About the author: Mark Woollard

Mark David Woollard graduated from Brunel University, West London in 2009 with a Bachelor of Arts degree in Creative Writing and Journalism. Since then, he has written for many publications as a freelance writer. He has been ‘The Undateable Gay’ for The Gay UK magazine since 2015 where he documents his unsuccessful dating life. He wrote an opinion column for the national Student Times, discussing LGBT issues.

He also writes educational pieces for ‘Massage World’ magazine, giving advice to Reflexologists about treating certain ailments. He authored a novella in 2013 entitled ‘The Fun and Frolics of FIFI a L’Orange’, the crazy adventures of a drag queen.

And is currently working on a series of LGBT books for children and a collection of flash fiction.
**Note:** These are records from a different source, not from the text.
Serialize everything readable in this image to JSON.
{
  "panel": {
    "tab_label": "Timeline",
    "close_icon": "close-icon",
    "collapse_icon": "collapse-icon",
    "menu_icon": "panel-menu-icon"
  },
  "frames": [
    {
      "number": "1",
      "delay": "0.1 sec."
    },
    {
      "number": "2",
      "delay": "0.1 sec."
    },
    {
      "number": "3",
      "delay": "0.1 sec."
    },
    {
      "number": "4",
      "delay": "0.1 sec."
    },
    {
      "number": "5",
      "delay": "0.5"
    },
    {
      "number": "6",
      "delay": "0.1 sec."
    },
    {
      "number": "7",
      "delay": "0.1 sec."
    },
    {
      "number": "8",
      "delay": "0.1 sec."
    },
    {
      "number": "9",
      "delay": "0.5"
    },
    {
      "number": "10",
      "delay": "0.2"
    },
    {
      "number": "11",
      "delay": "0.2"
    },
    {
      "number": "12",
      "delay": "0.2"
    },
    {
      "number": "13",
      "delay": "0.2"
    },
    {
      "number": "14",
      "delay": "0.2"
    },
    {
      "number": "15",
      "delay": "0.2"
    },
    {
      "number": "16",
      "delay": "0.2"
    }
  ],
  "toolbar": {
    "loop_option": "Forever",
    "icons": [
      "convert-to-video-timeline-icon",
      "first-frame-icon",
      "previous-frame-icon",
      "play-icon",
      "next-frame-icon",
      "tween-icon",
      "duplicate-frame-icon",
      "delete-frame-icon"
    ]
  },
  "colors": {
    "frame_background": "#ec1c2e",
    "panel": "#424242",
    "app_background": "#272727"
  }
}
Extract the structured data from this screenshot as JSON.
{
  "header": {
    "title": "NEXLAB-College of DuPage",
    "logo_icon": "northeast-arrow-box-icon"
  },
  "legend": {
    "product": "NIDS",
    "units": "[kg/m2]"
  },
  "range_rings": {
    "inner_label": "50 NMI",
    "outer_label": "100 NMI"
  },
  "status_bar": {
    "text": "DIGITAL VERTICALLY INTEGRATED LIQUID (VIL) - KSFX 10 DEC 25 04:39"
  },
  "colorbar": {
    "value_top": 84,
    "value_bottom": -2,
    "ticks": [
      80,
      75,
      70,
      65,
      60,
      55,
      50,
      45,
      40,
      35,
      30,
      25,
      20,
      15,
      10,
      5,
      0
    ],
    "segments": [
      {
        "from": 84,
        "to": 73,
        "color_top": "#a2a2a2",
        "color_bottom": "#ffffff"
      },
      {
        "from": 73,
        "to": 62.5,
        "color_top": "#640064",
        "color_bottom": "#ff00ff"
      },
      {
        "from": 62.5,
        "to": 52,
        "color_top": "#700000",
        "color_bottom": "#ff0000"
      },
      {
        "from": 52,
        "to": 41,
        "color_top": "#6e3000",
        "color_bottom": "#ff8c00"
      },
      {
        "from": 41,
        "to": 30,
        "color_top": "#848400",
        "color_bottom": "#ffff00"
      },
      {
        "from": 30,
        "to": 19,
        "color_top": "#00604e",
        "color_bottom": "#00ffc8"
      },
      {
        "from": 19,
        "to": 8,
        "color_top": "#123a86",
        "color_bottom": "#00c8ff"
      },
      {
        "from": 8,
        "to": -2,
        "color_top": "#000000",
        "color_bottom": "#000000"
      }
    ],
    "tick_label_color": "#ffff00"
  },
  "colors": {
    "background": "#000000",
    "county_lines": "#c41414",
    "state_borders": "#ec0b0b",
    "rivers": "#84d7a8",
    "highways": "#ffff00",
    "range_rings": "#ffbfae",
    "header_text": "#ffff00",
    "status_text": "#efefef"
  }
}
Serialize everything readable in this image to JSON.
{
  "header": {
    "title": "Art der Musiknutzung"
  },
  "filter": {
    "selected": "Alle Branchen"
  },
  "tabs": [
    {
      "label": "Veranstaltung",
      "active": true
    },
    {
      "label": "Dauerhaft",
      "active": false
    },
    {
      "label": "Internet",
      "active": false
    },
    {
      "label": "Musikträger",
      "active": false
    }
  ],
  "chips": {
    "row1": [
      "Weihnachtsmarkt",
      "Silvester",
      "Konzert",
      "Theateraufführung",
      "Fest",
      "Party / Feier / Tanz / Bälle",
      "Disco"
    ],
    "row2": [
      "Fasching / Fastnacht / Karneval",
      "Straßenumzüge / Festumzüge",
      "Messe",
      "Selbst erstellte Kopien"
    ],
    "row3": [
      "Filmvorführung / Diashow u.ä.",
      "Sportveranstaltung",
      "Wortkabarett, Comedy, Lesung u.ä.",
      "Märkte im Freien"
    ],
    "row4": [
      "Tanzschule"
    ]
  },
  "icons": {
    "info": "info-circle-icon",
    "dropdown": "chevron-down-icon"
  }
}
Opinions expressed in this article may not reflect those of THEGAYUK, its management or editorial teams. If you'd like to comment or write a comment, opinion or blog piece, please click here.